### EXERCISE INPUTS
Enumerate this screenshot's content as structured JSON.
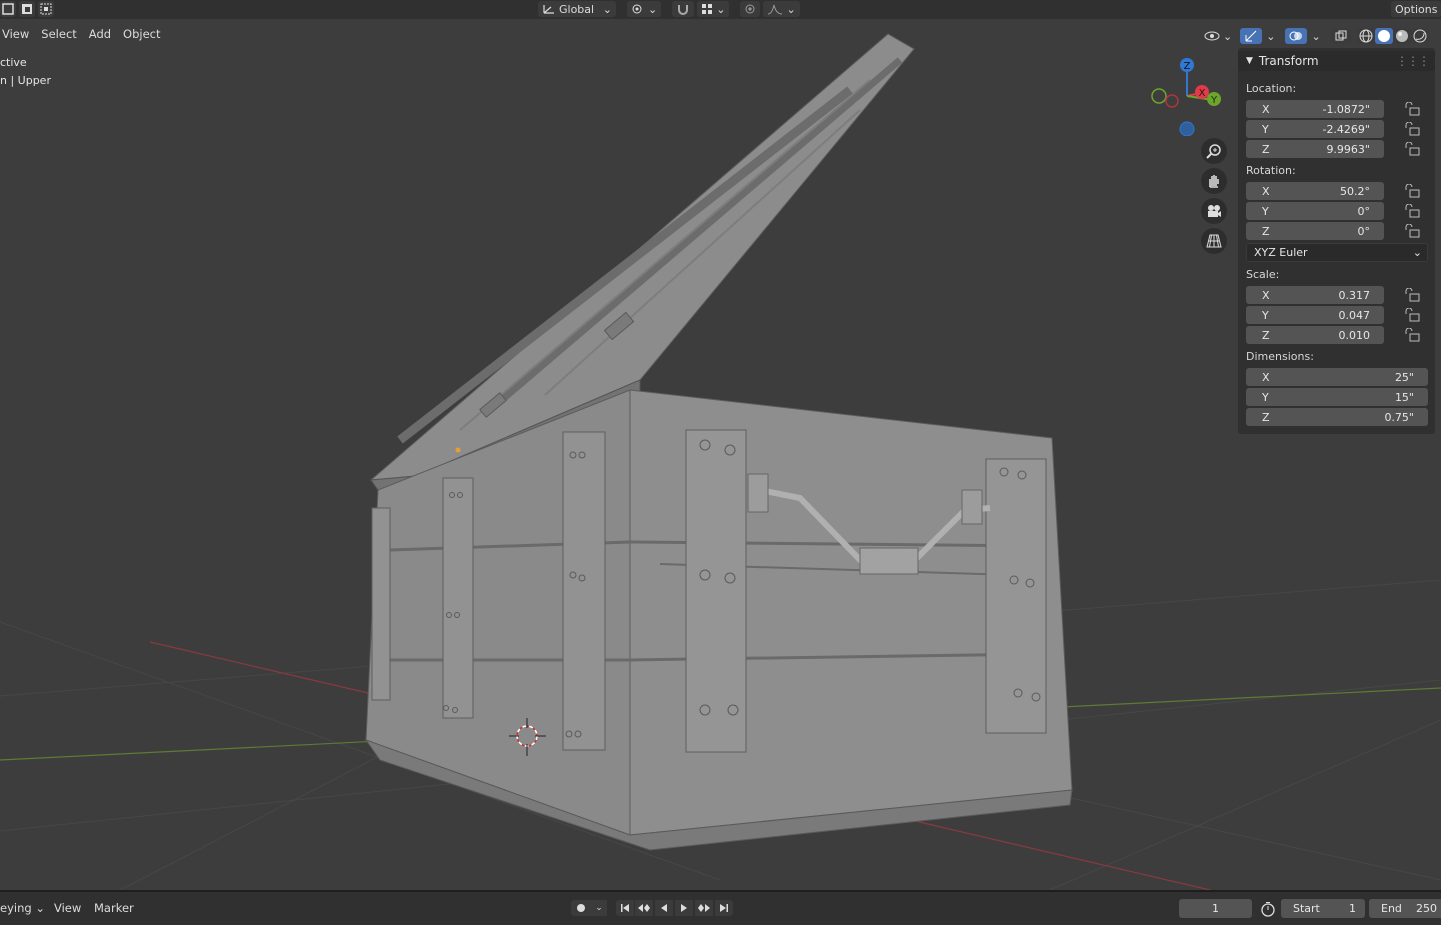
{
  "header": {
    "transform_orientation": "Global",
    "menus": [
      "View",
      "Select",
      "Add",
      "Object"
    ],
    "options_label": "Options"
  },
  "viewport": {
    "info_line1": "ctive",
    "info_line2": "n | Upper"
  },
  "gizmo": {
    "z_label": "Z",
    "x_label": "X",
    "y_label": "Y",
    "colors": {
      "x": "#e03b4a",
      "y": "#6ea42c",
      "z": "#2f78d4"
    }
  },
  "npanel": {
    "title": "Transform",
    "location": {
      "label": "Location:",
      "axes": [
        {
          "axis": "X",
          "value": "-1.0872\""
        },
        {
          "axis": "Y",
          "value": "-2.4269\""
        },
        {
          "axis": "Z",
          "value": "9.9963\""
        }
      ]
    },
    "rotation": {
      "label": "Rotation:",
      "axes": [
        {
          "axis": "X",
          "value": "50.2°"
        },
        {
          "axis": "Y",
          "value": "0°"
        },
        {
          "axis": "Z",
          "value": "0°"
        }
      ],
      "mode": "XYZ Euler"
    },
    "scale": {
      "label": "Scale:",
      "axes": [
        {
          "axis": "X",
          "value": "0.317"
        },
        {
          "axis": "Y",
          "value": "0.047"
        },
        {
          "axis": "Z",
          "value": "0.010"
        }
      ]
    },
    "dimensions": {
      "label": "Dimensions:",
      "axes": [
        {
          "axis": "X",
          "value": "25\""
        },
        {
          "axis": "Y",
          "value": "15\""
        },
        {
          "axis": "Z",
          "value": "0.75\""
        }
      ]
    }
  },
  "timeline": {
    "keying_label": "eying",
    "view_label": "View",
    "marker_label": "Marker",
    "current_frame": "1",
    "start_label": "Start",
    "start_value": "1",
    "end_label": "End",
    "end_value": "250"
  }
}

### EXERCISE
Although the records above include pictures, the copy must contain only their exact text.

### REPLY
Enumerate this screenshot's content as structured JSON.
{
  "header": {
    "transform_orientation": "Global",
    "menus": [
      "View",
      "Select",
      "Add",
      "Object"
    ],
    "options_label": "Options"
  },
  "viewport": {
    "info_line1": "ctive",
    "info_line2": "n | Upper"
  },
  "gizmo": {
    "z_label": "Z",
    "x_label": "X",
    "y_label": "Y",
    "colors": {
      "x": "#e03b4a",
      "y": "#6ea42c",
      "z": "#2f78d4"
    }
  },
  "npanel": {
    "title": "Transform",
    "location": {
      "label": "Location:",
      "axes": [
        {
          "axis": "X",
          "value": "-1.0872\""
        },
        {
          "axis": "Y",
          "value": "-2.4269\""
        },
        {
          "axis": "Z",
          "value": "9.9963\""
        }
      ]
    },
    "rotation": {
      "label": "Rotation:",
      "axes": [
        {
          "axis": "X",
          "value": "50.2°"
        },
        {
          "axis": "Y",
          "value": "0°"
        },
        {
          "axis": "Z",
          "value": "0°"
        }
      ],
      "mode": "XYZ Euler"
    },
    "scale": {
      "label": "Scale:",
      "axes": [
        {
          "axis": "X",
          "value": "0.317"
        },
        {
          "axis": "Y",
          "value": "0.047"
        },
        {
          "axis": "Z",
          "value": "0.010"
        }
      ]
    },
    "dimensions": {
      "label": "Dimensions:",
      "axes": [
        {
          "axis": "X",
          "value": "25\""
        },
        {
          "axis": "Y",
          "value": "15\""
        },
        {
          "axis": "Z",
          "value": "0.75\""
        }
      ]
    }
  },
  "timeline": {
    "keying_label": "eying",
    "view_label": "View",
    "marker_label": "Marker",
    "current_frame": "1",
    "start_label": "Start",
    "start_value": "1",
    "end_label": "End",
    "end_value": "250"
  }
}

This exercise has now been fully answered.